I haven’t seen the movie, I wasn’t drawn to it. I have listened to the score and I am reviewing it as part of “John Barry month”. I will quickly brush off the main theme sung by Lulu because it is my least favorite from all Bond movies. “Scaramanga’s fun house” the theme for the famous villain is lackluster compared to what John Barry can do. It has the broken piano sound to suggest a mad carnival and suspense which doesn’t go anywhere. It alternates these sounds with cabaret inserts that make this cue seem all over the place.
This being John Barry there are moments of excellences hidden in this score. I enjoy the Bond like start to “Chew Me in Grisly Land”. The shadow of the Bond theme and the Asian inserts make for an enjoyable listen.
The main theme being so forgettable it doesn’t help the score either. It appears in instrumental form and to me it has nothing to do with the emotion and intensity of a James Bond score. Same can be said for the moody brass theme “Getting the bullet”. It would seem more appropriate for a luscious erotic thriller. If we listen to the lyrics of the main theme, it makes some kind of sense.
“Goodnight goodnight” was the most enjoyable cue for me. It was melodic and romantic Barry as usual and I recognized emotions that attract me to scores like these. This are the minutes from “The man with the golden gun” where John Barry brought his best game. This is the kind of quiet and melancholic piece I’ve grown to know and love. This is the reason every score is worth sitting through: there might be a gem hidden there somewhere.
The motif that starts “In search of Scaramanga’s island” is also a nugget of excellence. These scarce but precious moments keep “The man with the golden gun” out of last place in my personal rank of James Bond Scores. It is last among Barry compositions but, as you will see later, there are a couple of other scores that didn’t really do the franchise justice. James Bond fans will know what to do with this one. It’s simple: if some enjoyed the movie, they should listen to it. The others can move right along.

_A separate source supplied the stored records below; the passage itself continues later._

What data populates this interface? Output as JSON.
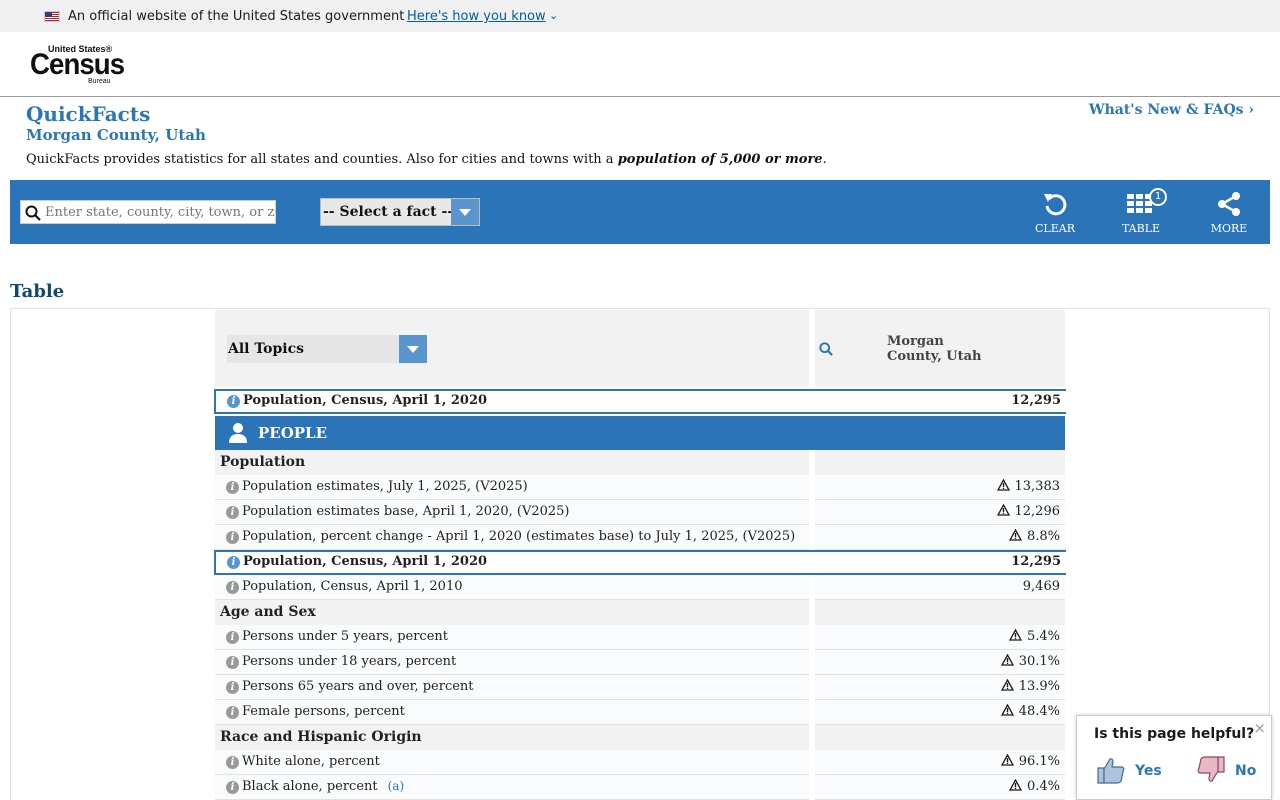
{
  "gov_banner": {
    "text": "An official website of the United States government",
    "link": "Here's how you know",
    "chevron": "⌄"
  },
  "logo": {
    "line1": "United States®",
    "line2": "Census",
    "line3": "Bureau"
  },
  "page": {
    "title": "QuickFacts",
    "subtitle": "Morgan County, Utah",
    "desc_pre": "QuickFacts provides statistics for all states and counties. Also for cities and towns with a ",
    "desc_bold": "population of 5,000 or more",
    "desc_post": ".",
    "whats_new": "What's New & FAQs ›"
  },
  "toolbar": {
    "search_placeholder": "Enter state, county, city, town, or zip code",
    "select_fact": "-- Select a fact --",
    "clear": "CLEAR",
    "table": "TABLE",
    "table_badge": "1",
    "more": "MORE"
  },
  "table": {
    "heading": "Table",
    "topics": "All Topics",
    "column": "Morgan\nCounty, Utah",
    "top_row": {
      "label": "Population, Census, April 1, 2020",
      "value": "12,295"
    },
    "people_label": "PEOPLE",
    "rows": [
      {
        "type": "section",
        "label": "Population"
      },
      {
        "type": "row",
        "label": "Population estimates, July 1, 2025, (V2025)",
        "value": "13,383",
        "warn": true
      },
      {
        "type": "row",
        "label": "Population estimates base, April 1, 2020, (V2025)",
        "value": "12,296",
        "warn": true
      },
      {
        "type": "row",
        "label": "Population, percent change - April 1, 2020 (estimates base) to July 1, 2025, (V2025)",
        "value": "8.8%",
        "warn": true
      },
      {
        "type": "highlight",
        "label": "Population, Census, April 1, 2020",
        "value": "12,295"
      },
      {
        "type": "row",
        "label": "Population, Census, April 1, 2010",
        "value": "9,469",
        "warn": false
      },
      {
        "type": "section",
        "label": "Age and Sex"
      },
      {
        "type": "row",
        "label": "Persons under 5 years, percent",
        "value": "5.4%",
        "warn": true
      },
      {
        "type": "row",
        "label": "Persons under 18 years, percent",
        "value": "30.1%",
        "warn": true
      },
      {
        "type": "row",
        "label": "Persons 65 years and over, percent",
        "value": "13.9%",
        "warn": true
      },
      {
        "type": "row",
        "label": "Female persons, percent",
        "value": "48.4%",
        "warn": true
      },
      {
        "type": "section",
        "label": "Race and Hispanic Origin"
      },
      {
        "type": "row",
        "label": "White alone, percent",
        "value": "96.1%",
        "warn": true
      },
      {
        "type": "row",
        "label": "Black alone, percent",
        "value": "0.4%",
        "warn": true,
        "footnote": "(a)"
      }
    ]
  },
  "feedback": {
    "question": "Is this page helpful?",
    "yes": "Yes",
    "no": "No",
    "close": "×"
  },
  "colors": {
    "brand_blue": "#2b74b8",
    "link_blue": "#2b77b6",
    "heading_navy": "#0f4a6e"
  }
}
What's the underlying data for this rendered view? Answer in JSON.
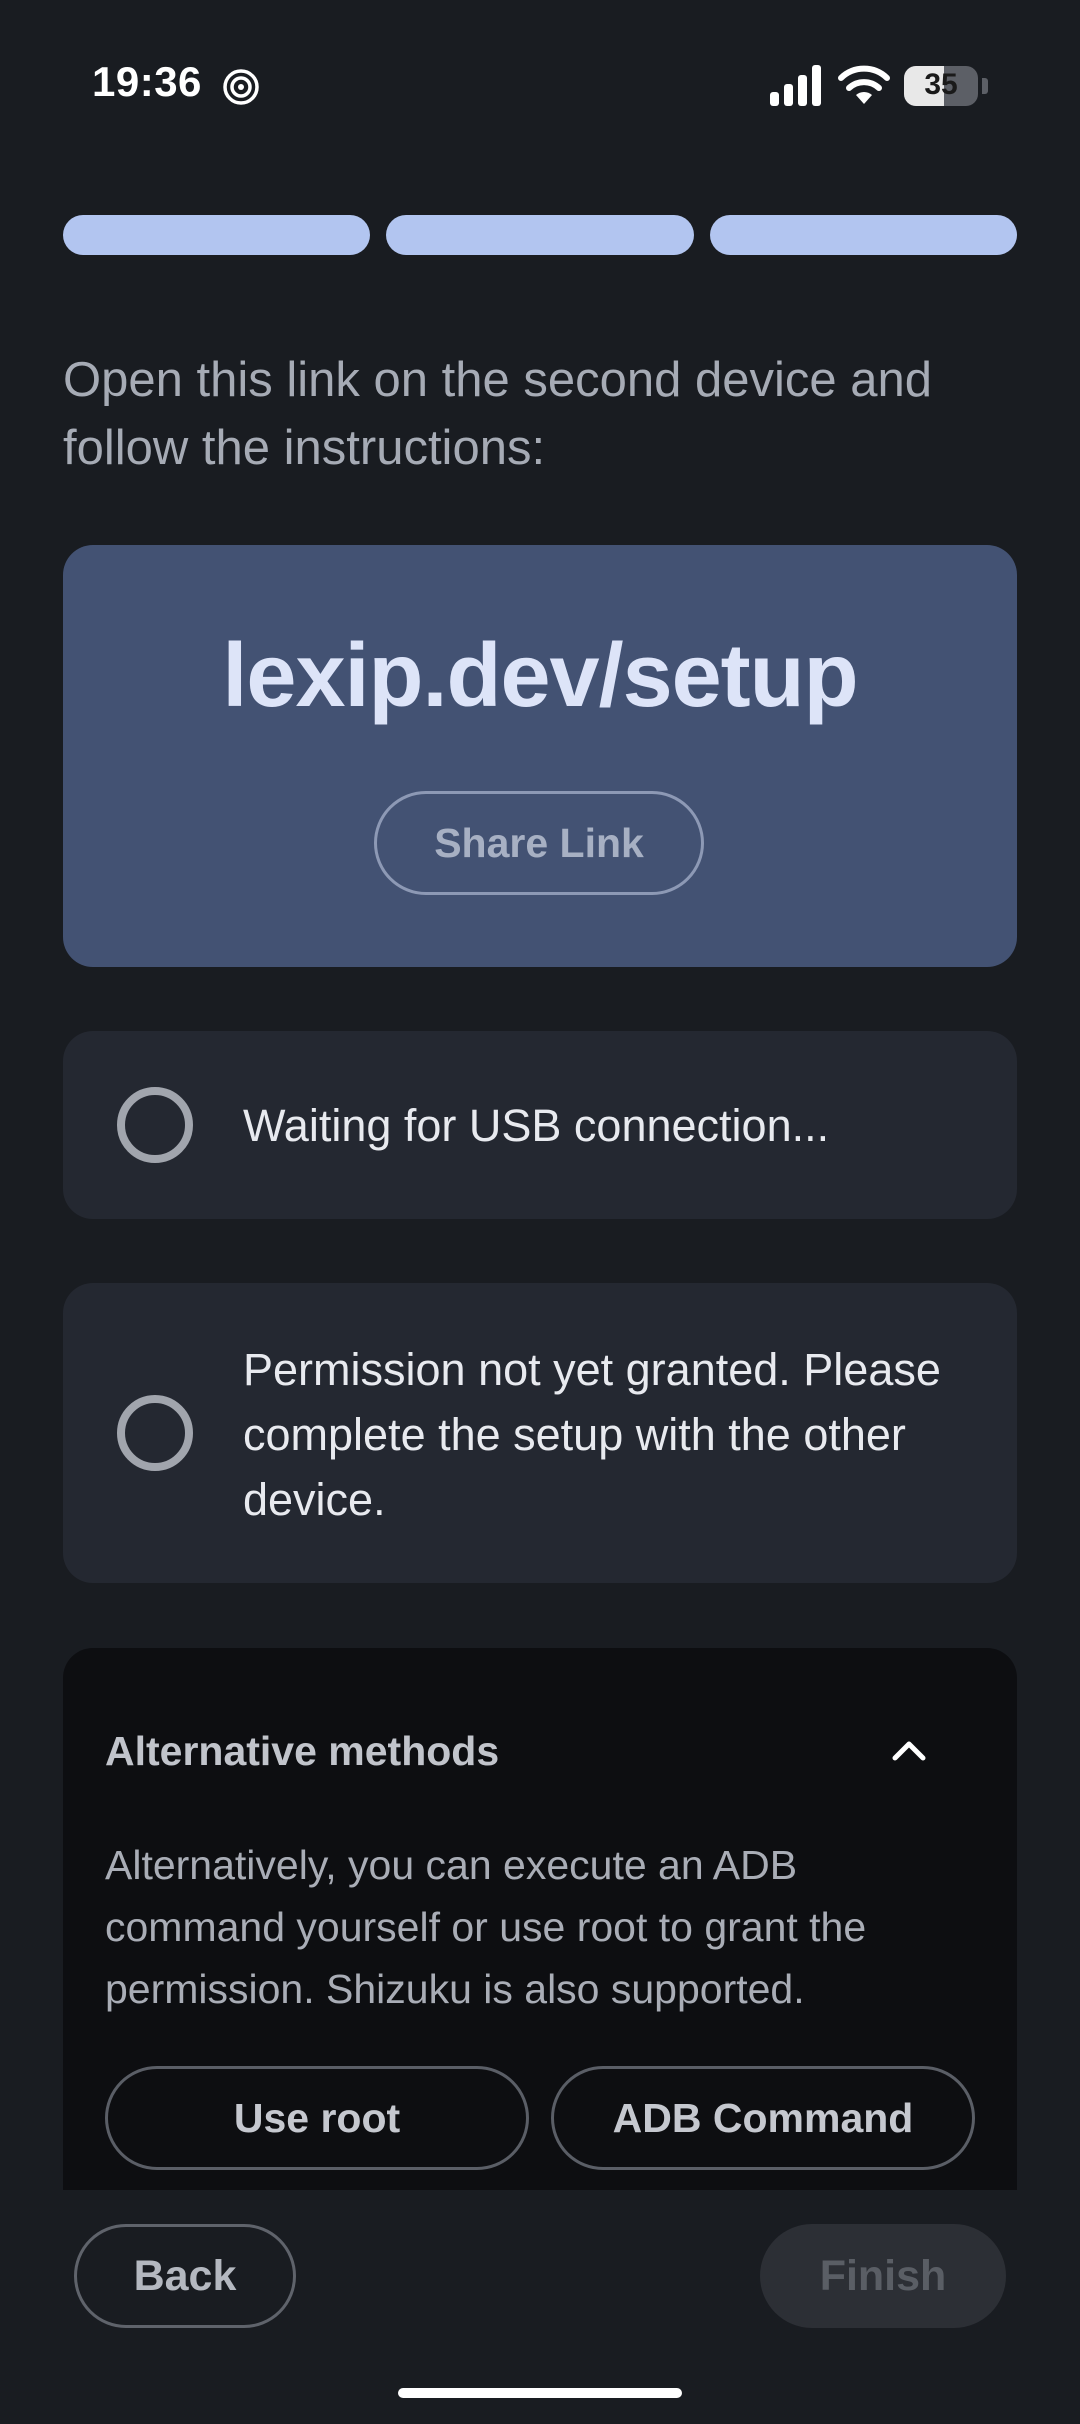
{
  "status_bar": {
    "time": "19:36",
    "app_icon": "spiral-icon",
    "signal_icon": "cellular-signal-icon",
    "wifi_icon": "wifi-icon",
    "battery_level": "35"
  },
  "progress": {
    "steps_total": 3,
    "steps_completed": 3,
    "color": "#b2c5f0"
  },
  "instruction": "Open this link on the second device and follow the instructions:",
  "link_card": {
    "url": "lexip.dev/setup",
    "share_label": "Share Link",
    "background": "#435273"
  },
  "usb_status": {
    "text": "Waiting for USB connection...",
    "icon": "pending-circle-icon"
  },
  "permission_status": {
    "text": "Permission not yet granted. Please complete the setup with the other device.",
    "icon": "pending-circle-icon"
  },
  "alternative": {
    "title": "Alternative methods",
    "icon": "chevron-up-icon",
    "description": "Alternatively, you can execute an ADB command yourself or use root to grant the permission. Shizuku is also supported.",
    "use_root_label": "Use root",
    "adb_label": "ADB Command"
  },
  "navigation": {
    "back_label": "Back",
    "finish_label": "Finish"
  }
}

Cue rating: 63 / 100
Total minutes of excellence: 0 / 43
Album excellence: 0%